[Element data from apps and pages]
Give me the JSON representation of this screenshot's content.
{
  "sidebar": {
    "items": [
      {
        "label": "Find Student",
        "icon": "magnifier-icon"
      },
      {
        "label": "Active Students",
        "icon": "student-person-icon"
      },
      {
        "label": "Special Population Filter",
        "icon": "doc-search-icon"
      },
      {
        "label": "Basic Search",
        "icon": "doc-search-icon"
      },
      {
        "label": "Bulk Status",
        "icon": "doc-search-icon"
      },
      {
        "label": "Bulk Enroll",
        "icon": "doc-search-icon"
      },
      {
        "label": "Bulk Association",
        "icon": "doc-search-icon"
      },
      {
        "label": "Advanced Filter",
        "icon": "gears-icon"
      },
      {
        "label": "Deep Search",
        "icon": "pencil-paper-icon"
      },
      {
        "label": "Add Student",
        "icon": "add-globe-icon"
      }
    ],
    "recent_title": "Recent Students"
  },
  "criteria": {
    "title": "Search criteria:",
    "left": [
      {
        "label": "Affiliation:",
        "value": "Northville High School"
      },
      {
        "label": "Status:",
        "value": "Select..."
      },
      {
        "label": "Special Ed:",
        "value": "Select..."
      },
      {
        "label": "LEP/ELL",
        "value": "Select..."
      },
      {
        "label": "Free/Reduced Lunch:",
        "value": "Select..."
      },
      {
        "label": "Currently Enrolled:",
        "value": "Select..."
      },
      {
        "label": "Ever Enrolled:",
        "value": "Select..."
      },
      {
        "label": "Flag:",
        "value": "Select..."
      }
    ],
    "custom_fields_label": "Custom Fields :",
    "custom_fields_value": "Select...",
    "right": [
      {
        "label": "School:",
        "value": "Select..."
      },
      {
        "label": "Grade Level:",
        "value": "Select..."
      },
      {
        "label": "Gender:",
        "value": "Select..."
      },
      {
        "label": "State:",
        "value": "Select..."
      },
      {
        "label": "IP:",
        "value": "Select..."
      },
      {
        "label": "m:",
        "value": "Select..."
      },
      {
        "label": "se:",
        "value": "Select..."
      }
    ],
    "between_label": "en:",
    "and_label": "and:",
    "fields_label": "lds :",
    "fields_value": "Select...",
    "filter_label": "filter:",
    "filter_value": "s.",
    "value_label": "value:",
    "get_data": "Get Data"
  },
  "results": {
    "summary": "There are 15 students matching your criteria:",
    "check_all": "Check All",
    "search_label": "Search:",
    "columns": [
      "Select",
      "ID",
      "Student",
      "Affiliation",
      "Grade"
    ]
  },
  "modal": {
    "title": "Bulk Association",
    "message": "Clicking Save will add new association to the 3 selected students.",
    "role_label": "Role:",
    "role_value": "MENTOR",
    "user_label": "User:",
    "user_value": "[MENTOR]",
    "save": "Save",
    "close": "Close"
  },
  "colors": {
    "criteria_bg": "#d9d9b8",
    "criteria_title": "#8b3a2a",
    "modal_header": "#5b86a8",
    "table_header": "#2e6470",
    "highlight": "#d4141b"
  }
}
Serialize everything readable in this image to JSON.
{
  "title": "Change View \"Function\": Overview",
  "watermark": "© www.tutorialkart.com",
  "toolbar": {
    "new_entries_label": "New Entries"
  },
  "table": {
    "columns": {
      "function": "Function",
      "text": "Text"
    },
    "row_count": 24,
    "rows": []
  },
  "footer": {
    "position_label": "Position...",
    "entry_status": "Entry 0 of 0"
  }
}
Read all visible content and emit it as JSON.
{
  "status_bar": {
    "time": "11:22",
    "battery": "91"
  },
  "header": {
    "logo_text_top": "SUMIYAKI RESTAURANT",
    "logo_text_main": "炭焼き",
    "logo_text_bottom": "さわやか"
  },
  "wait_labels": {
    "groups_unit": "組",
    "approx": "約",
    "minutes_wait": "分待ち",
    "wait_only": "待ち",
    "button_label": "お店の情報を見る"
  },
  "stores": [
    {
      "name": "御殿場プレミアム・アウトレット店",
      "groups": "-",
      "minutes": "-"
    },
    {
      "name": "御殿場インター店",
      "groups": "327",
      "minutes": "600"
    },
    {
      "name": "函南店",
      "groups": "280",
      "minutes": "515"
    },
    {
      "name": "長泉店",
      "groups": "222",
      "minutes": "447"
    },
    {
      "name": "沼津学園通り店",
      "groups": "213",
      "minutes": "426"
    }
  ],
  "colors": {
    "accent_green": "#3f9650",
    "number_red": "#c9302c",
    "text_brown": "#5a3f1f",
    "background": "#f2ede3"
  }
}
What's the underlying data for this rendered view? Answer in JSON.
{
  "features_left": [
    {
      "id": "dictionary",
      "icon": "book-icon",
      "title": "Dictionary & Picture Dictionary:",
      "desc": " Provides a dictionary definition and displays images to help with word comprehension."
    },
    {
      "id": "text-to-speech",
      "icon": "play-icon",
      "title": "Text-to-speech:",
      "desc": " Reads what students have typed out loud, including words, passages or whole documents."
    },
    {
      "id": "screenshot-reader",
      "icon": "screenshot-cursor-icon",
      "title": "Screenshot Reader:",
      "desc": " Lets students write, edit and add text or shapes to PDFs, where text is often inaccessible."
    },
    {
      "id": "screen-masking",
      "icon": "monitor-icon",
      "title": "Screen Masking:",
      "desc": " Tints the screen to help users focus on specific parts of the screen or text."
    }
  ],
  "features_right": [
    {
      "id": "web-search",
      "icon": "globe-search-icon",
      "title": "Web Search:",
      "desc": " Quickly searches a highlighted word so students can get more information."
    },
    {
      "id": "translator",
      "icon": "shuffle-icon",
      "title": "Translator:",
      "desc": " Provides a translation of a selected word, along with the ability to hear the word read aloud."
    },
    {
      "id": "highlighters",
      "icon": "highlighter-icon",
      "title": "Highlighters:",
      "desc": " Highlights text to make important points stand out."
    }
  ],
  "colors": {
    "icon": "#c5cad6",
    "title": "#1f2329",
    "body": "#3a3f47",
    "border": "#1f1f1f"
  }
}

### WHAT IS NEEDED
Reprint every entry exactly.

### SOLUTION FOR THIS TASK
Give me the JSON representation of this screenshot's content.
{
  "sidebar": {
    "items": [
      {
        "label": "Find Student",
        "icon": "magnifier-icon"
      },
      {
        "label": "Active Students",
        "icon": "student-person-icon"
      },
      {
        "label": "Special Population Filter",
        "icon": "doc-search-icon"
      },
      {
        "label": "Basic Search",
        "icon": "doc-search-icon"
      },
      {
        "label": "Bulk Status",
        "icon": "doc-search-icon"
      },
      {
        "label": "Bulk Enroll",
        "icon": "doc-search-icon"
      },
      {
        "label": "Bulk Association",
        "icon": "doc-search-icon"
      },
      {
        "label": "Advanced Filter",
        "icon": "gears-icon"
      },
      {
        "label": "Deep Search",
        "icon": "pencil-paper-icon"
      },
      {
        "label": "Add Student",
        "icon": "add-globe-icon"
      }
    ],
    "recent_title": "Recent Students"
  },
  "criteria": {
    "title": "Search criteria:",
    "left": [
      {
        "label": "Affiliation:",
        "value": "Northville High School"
      },
      {
        "label": "Status:",
        "value": "Select..."
      },
      {
        "label": "Special Ed:",
        "value": "Select..."
      },
      {
        "label": "LEP/ELL",
        "value": "Select..."
      },
      {
        "label": "Free/Reduced Lunch:",
        "value": "Select..."
      },
      {
        "label": "Currently Enrolled:",
        "value": "Select..."
      },
      {
        "label": "Ever Enrolled:",
        "value": "Select..."
      },
      {
        "label": "Flag:",
        "value": "Select..."
      }
    ],
    "custom_fields_label": "Custom Fields :",
    "custom_fields_value": "Select...",
    "right": [
      {
        "label": "School:",
        "value": "Select..."
      },
      {
        "label": "Grade Level:",
        "value": "Select..."
      },
      {
        "label": "Gender:",
        "value": "Select..."
      },
      {
        "label": "State:",
        "value": "Select..."
      },
      {
        "label": "IP:",
        "value": "Select..."
      },
      {
        "label": "m:",
        "value": "Select..."
      },
      {
        "label": "se:",
        "value": "Select..."
      }
    ],
    "between_label": "en:",
    "and_label": "and:",
    "fields_label": "lds :",
    "fields_value": "Select...",
    "filter_label": "filter:",
    "filter_value": "s.",
    "value_label": "value:",
    "get_data": "Get Data"
  },
  "results": {
    "summary": "There are 15 students matching your criteria:",
    "check_all": "Check All",
    "search_label": "Search:",
    "columns": [
      "Select",
      "ID",
      "Student",
      "Affiliation",
      "Grade"
    ]
  },
  "modal": {
    "title": "Bulk Association",
    "message": "Clicking Save will add new association to the 3 selected students.",
    "role_label": "Role:",
    "role_value": "MENTOR",
    "user_label": "User:",
    "user_value": "[MENTOR]",
    "save": "Save",
    "close": "Close"
  },
  "colors": {
    "criteria_bg": "#d9d9b8",
    "criteria_title": "#8b3a2a",
    "modal_header": "#5b86a8",
    "table_header": "#2e6470",
    "highlight": "#d4141b"
  }
}
Serialize everything readable in this image to JSON.
{
  "title": "Change View \"Function\": Overview",
  "watermark": "© www.tutorialkart.com",
  "toolbar": {
    "new_entries_label": "New Entries"
  },
  "table": {
    "columns": {
      "function": "Function",
      "text": "Text"
    },
    "row_count": 24,
    "rows": []
  },
  "footer": {
    "position_label": "Position...",
    "entry_status": "Entry 0 of 0"
  }
}
Read all visible content and emit it as JSON.
{
  "status_bar": {
    "time": "11:22",
    "battery": "91"
  },
  "header": {
    "logo_text_top": "SUMIYAKI RESTAURANT",
    "logo_text_main": "炭焼き",
    "logo_text_bottom": "さわやか"
  },
  "wait_labels": {
    "groups_unit": "組",
    "approx": "約",
    "minutes_wait": "分待ち",
    "wait_only": "待ち",
    "button_label": "お店の情報を見る"
  },
  "stores": [
    {
      "name": "御殿場プレミアム・アウトレット店",
      "groups": "-",
      "minutes": "-"
    },
    {
      "name": "御殿場インター店",
      "groups": "327",
      "minutes": "600"
    },
    {
      "name": "函南店",
      "groups": "280",
      "minutes": "515"
    },
    {
      "name": "長泉店",
      "groups": "222",
      "minutes": "447"
    },
    {
      "name": "沼津学園通り店",
      "groups": "213",
      "minutes": "426"
    }
  ],
  "colors": {
    "accent_green": "#3f9650",
    "number_red": "#c9302c",
    "text_brown": "#5a3f1f",
    "background": "#f2ede3"
  }
}
What's the underlying data for this rendered view? Answer in JSON.
{
  "features_left": [
    {
      "id": "dictionary",
      "icon": "book-icon",
      "title": "Dictionary & Picture Dictionary:",
      "desc": " Provides a dictionary definition and displays images to help with word comprehension."
    },
    {
      "id": "text-to-speech",
      "icon": "play-icon",
      "title": "Text-to-speech:",
      "desc": " Reads what students have typed out loud, including words, passages or whole documents."
    },
    {
      "id": "screenshot-reader",
      "icon": "screenshot-cursor-icon",
      "title": "Screenshot Reader:",
      "desc": " Lets students write, edit and add text or shapes to PDFs, where text is often inaccessible."
    },
    {
      "id": "screen-masking",
      "icon": "monitor-icon",
      "title": "Screen Masking:",
      "desc": " Tints the screen to help users focus on specific parts of the screen or text."
    }
  ],
  "features_right": [
    {
      "id": "web-search",
      "icon": "globe-search-icon",
      "title": "Web Search:",
      "desc": " Quickly searches a highlighted word so students can get more information."
    },
    {
      "id": "translator",
      "icon": "shuffle-icon",
      "title": "Translator:",
      "desc": " Provides a translation of a selected word, along with the ability to hear the word read aloud."
    },
    {
      "id": "highlighters",
      "icon": "highlighter-icon",
      "title": "Highlighters:",
      "desc": " Highlights text to make important points stand out."
    }
  ],
  "colors": {
    "icon": "#c5cad6",
    "title": "#1f2329",
    "body": "#3a3f47",
    "border": "#1f1f1f"
  }
}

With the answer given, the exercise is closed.